You will also have the exciting opportunity to work in a groundbreaking virtual internship program. You’ll work with cutting-edge technology in a collaborative environment that embraces diverse ideas, innovative approaches and makes a positive impact in the community. Between the individual attention you’ll receive in class and the practical experience you’ll have out in the field, you’ll find yourself with endless opportunities for success at The Woods.

Internship Example

Loren Hewins ’10
Six-month Internship
Walt Disney World

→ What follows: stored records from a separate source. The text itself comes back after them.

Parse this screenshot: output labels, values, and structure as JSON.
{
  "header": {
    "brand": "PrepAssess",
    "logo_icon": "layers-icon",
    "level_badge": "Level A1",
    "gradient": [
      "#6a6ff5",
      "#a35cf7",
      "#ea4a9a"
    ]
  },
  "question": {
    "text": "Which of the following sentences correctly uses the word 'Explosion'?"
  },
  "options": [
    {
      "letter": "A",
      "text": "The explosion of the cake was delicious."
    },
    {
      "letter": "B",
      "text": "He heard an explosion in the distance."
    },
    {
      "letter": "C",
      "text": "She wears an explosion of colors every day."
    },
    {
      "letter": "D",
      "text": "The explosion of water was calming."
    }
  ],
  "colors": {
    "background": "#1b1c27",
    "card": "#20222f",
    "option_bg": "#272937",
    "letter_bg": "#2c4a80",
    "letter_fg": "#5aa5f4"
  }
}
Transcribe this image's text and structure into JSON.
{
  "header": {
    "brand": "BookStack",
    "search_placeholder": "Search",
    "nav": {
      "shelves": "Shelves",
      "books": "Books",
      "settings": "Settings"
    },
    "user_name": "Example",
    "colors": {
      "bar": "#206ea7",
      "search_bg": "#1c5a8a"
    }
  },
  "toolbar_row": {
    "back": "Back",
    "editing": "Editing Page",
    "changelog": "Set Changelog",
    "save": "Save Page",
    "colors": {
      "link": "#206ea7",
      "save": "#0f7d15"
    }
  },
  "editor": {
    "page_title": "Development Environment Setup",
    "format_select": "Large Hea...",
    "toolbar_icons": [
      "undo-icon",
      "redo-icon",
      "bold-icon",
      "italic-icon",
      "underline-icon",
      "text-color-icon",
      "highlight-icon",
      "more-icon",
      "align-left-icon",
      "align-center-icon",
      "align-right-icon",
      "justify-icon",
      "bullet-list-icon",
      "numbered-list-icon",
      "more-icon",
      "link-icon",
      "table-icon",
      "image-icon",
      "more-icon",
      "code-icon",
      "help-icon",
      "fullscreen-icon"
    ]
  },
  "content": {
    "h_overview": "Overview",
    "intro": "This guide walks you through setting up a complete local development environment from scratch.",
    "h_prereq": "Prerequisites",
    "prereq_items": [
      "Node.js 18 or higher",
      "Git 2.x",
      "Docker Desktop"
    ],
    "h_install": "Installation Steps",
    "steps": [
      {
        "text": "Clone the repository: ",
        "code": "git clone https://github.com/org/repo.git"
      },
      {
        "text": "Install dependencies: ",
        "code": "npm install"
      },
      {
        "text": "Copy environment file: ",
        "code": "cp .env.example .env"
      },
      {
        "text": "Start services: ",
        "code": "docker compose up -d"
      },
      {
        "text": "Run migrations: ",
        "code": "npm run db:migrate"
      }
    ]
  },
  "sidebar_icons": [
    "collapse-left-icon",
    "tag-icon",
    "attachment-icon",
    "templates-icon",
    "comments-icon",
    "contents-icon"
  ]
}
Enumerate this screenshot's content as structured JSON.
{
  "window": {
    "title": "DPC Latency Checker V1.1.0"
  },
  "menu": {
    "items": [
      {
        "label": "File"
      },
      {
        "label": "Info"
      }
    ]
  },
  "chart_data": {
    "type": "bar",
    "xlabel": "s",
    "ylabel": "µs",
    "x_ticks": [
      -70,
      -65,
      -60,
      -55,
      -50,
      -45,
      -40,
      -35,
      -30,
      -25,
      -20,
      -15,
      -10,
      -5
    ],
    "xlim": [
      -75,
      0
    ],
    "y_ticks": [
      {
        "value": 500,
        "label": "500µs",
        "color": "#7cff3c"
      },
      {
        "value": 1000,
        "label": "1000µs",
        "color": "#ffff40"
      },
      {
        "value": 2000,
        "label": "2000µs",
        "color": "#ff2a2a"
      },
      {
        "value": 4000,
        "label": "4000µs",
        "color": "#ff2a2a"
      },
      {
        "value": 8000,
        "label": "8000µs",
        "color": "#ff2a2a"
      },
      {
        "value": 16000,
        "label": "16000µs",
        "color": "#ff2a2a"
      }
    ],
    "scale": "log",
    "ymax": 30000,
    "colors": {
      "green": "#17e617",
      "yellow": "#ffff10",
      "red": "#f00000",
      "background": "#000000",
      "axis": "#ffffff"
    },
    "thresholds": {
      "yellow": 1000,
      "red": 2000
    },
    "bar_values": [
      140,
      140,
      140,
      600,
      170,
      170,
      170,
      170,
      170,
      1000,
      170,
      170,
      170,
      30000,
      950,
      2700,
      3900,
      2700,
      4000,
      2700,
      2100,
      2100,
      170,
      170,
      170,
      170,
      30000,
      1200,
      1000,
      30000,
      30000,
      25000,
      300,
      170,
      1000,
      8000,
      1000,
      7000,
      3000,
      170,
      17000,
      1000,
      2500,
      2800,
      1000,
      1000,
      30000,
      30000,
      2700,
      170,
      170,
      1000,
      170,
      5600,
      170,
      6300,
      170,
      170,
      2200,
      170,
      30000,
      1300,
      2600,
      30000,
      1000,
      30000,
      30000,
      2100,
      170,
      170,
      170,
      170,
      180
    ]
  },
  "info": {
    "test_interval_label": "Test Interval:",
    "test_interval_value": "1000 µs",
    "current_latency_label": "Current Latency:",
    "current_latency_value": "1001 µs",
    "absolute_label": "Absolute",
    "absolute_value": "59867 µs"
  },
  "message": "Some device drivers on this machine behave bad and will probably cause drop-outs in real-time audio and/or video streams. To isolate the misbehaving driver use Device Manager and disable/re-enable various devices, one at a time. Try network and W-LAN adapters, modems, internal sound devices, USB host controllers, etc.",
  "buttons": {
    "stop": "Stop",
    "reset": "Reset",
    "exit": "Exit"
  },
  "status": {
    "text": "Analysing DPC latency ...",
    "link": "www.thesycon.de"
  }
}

Loren worked at a variety of Disney attractions, including Epcot Center, Pleasure Island and Magic Kingdom.  She received extensive training on Disney’s business methods and also received credit for completing two college courses offered by Disney.

  

With a human resources degree from Saint Mary-of-the-Woods College you will be prepared for entry-level positions in the field of HRM. The liberal arts Woods Core requirements will help you become adaptive to the changing needs of the organization and to understand the environment in which the organization operates. The general core of business courses will prepare you to understand the business as a whole and the specialized courses in Human Resource Management will prepare you for a variety of human resources jobs.

Many entry-level graduates work on employee handbooks, research information about job duties, classify jobs, interview applicants, and administer employee benefits (U.S. Department of Labor, Bureau of Labor Statistics, 2005). Senior managers are recognizing the significance and benefit of a human resource department. Managers agree that an HR Department can enhance morale and productivity and decrease job turnover by providing training and development to improve skills and increase employee satisfaction. With experience, graduates can expect a rich career beyond a human resource generalist. These include:

  • Director of Human Resources
  • Employment and Placement Managers
  • EEO Officers or Affirmative Action Coordinators
  • Employer Relations Manager,
  • Job Analyst
  • Compensation Manager
  • Director of Industrial Relations
  • Labor Relations Manager
  • Conciliator, Mediator, or Arbitrator